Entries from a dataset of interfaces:

________________________________________

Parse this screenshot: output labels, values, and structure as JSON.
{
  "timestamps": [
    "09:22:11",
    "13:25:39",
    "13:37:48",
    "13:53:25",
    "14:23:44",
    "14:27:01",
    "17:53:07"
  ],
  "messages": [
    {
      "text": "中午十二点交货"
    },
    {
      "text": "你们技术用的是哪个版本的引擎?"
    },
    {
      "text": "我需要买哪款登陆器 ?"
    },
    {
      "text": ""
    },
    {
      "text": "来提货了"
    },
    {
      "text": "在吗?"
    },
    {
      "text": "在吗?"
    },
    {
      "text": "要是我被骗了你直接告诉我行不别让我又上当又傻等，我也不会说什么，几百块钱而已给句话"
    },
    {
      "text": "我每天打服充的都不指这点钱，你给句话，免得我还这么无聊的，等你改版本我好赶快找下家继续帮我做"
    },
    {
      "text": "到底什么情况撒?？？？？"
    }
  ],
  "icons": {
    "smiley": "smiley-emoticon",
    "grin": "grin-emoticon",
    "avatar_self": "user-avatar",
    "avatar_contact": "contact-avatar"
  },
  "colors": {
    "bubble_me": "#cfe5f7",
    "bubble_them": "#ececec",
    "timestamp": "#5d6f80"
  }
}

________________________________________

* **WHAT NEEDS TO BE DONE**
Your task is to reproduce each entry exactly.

* **OUTPUT FOR THIS TASK**
Parse this screenshot: output labels, values, and structure as JSON.
{
  "timestamps": [
    "09:22:11",
    "13:25:39",
    "13:37:48",
    "13:53:25",
    "14:23:44",
    "14:27:01",
    "17:53:07"
  ],
  "messages": [
    {
      "text": "中午十二点交货"
    },
    {
      "text": "你们技术用的是哪个版本的引擎?"
    },
    {
      "text": "我需要买哪款登陆器 ?"
    },
    {
      "text": ""
    },
    {
      "text": "来提货了"
    },
    {
      "text": "在吗?"
    },
    {
      "text": "在吗?"
    },
    {
      "text": "要是我被骗了你直接告诉我行不别让我又上当又傻等，我也不会说什么，几百块钱而已给句话"
    },
    {
      "text": "我每天打服充的都不指这点钱，你给句话，免得我还这么无聊的，等你改版本我好赶快找下家继续帮我做"
    },
    {
      "text": "到底什么情况撒?？？？？"
    }
  ],
  "icons": {
    "smiley": "smiley-emoticon",
    "grin": "grin-emoticon",
    "avatar_self": "user-avatar",
    "avatar_contact": "contact-avatar"
  },
  "colors": {
    "bubble_me": "#cfe5f7",
    "bubble_them": "#ececec",
    "timestamp": "#5d6f80"
  }
}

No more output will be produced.